The Lewis structure there is bad because negative charge is very unlikely to reside primarily on the carbon because carbon is electropositive compared to oxygen!~
Can't see the drawing but remember that CO2 is linear with double bonds between the C and oxygens
obviously CO2 is symmetrical linear so has no overall dipole moment. If the drawing doesn't show that it's a bad description.
Again can't really answer without seeing. It should be linear, symmetrical, two double bonds to satisfy C's octet and the oxygens each have two lone pairs. No formal charges.

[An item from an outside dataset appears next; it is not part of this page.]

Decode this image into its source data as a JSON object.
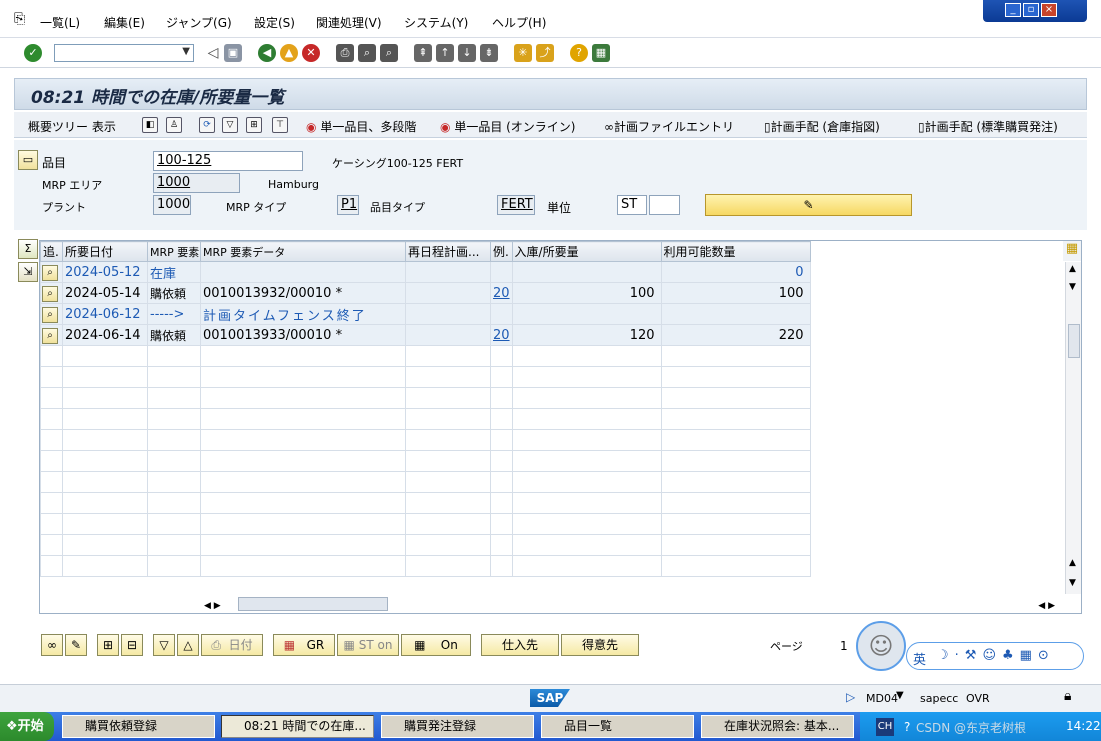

Se can expand its octet because its lower down in the periodic table. The compound is neutral so the 'real' structure won't give a formal charge to any atom. So I would say the best structure is the third one in the link above.
don't really understand the question. chemistry's not my major
as in structure 3 in the link above so it's bent
probably less than 120 because lone pair repels more than a bond would
It's like H2O because Se is in group 16 like oxygen.
How many lone pairs are then on H2Se (or H2O)? More or less than on SeO2? if more then it's going to repel more so the angle will be smaller.
They're not linear and symmetrical so yes they do.
My answers aren't perfect but I hope they help a bit